Few fiction writers make a lot of money from their writing. Talented or not, only the lucky few ever make it big with a book on the bestseller lists and a hefty pay check in their pocketbook. Writing is largely pursued without pay, hence the old stereotype of the starving artist. Mind you, for those who do make a living by writing and selling short stories and novels, the money can be (though rather infrequently) quite good, sometimes alarmingly so.
This past week Forbes.com ran a list of the ten highest paid fiction writers in the world. Thriller writer James Patterson topped the list, bringing in $84 million in the past fiscal year. The other names on the list were who you’d expect, including Stephen King, Danielle Steel, and Stephenie Meyer.

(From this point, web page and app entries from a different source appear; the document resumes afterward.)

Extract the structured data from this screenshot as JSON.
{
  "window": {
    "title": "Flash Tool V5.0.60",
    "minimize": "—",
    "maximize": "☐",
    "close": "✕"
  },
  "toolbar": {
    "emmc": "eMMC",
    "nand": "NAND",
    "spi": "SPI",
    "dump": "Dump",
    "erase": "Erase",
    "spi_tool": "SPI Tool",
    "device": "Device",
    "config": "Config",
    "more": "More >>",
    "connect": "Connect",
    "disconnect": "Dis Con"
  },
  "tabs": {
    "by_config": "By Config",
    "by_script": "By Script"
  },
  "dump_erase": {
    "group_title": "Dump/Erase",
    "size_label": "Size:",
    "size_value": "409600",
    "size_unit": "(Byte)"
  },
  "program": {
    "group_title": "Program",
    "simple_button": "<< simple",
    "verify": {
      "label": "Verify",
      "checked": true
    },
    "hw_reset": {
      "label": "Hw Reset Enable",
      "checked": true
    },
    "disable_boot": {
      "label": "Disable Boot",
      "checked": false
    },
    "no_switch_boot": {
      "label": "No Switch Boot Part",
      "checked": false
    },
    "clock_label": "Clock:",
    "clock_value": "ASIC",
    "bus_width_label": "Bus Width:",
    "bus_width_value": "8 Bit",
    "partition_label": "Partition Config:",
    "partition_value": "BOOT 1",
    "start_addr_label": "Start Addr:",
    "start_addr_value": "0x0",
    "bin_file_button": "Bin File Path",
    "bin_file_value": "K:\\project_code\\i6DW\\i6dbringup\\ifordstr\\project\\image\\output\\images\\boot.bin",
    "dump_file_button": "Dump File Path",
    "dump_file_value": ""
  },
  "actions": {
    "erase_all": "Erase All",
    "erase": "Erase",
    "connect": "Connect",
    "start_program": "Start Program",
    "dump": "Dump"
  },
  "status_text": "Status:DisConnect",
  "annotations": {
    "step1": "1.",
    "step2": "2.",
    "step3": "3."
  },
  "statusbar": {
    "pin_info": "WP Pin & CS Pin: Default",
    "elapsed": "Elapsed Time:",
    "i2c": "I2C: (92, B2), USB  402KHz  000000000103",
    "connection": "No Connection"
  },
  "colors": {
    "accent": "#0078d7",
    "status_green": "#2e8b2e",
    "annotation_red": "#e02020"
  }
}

For one reason or another, many readers seem suspicious of popular and affluent writers. There appears to be an underlying belief that if you are raking in the kind of dough that Patterson and King are, then you must be a hack. This isn’t always stated outright, but it is often implied.
The CBC, for example, concluded their online coverage of the Forbes.com list by asking readers who of the top ten highest paid authors has “the most literary cred?” Readers could then vote on who they thought to be the best candidate.
But this is a silly question. After all, judging who writes better than whom is not as easy as it looks. Providing basic grammar and spelling are adhered to, what criteria do you look for in determining the best writer? Must “good” writing always be complex and rife with literary devices? Must a writer’s vocabulary be demonstrably large and ever expanding? Why can’t simplicity be just as effective? But this is all beside the point. To write a great piece of fiction, you need to be more than just a great writer; more important than anything else, you must be a great storyteller.
Even so, I’m still not sure what any of this has to do with literary credibility. There seems to be an underlying assumption that writers of “Literature” do not write bestsellers. That’s nonsense, of course, but I understand the reasoning. Generally, when we think of bestsellers, we think of genre or popular fiction, such as science fiction, romance, or suspense novels. General thinking suggests that: pop fiction is often plot driven, whereas literary fiction is often character driven; pop fiction often adheres to certain genre conventions, while literary fiction often tries to transcend or subvert those conventions; and pop fiction is, as its name implies, popular; literature, the thinking goes, usually doesn’t fair so well.
As is often the case, however, general thinking is generally wrong. Let’s not forget that William Shakespeare was a popular writer of his time. So too were Charles Dickens and Jane Austen. Even today, writers such as Margaret Atwood (Lady Oracle) and Yann Martel (Life of Pi) find great success writing literature (in fact, Martel was given an advance of $3 million for his last novel, Beatrice and Virgil).
And let’s not dismiss our genre writers. Far too often we pass over their writing before actually reading it, when in fact their writing is some of the strongest out there. I’m thinking of novels such as Robert Charles Wilson’s Spin, Stephen King’s Hearts In Atlantis, and Marion Zimmer Bradley’s The Mists of Avalon.
With all that in mind, it strikes me as being particularly ignorant for the CBC to ask which of the ten highest paid authors has the most literary cred. It’s an impossible question to answer with any real certainty, and it’s a question that serves only to widen the gap between readers of literary and popular fiction.
But there need not be any separation. Indeed, if words are truly powerful, then we only weaken them by creating such divides.
And that, friends, would be a true loss, and not worth even all the money in the world.
Rowing For Pleasure is a weekly opinions column written by Z S Roe. Please leave a comment or question—all opinions are welcome, and all contributions are greatly appreciated. If you like what you read here, please subscribe.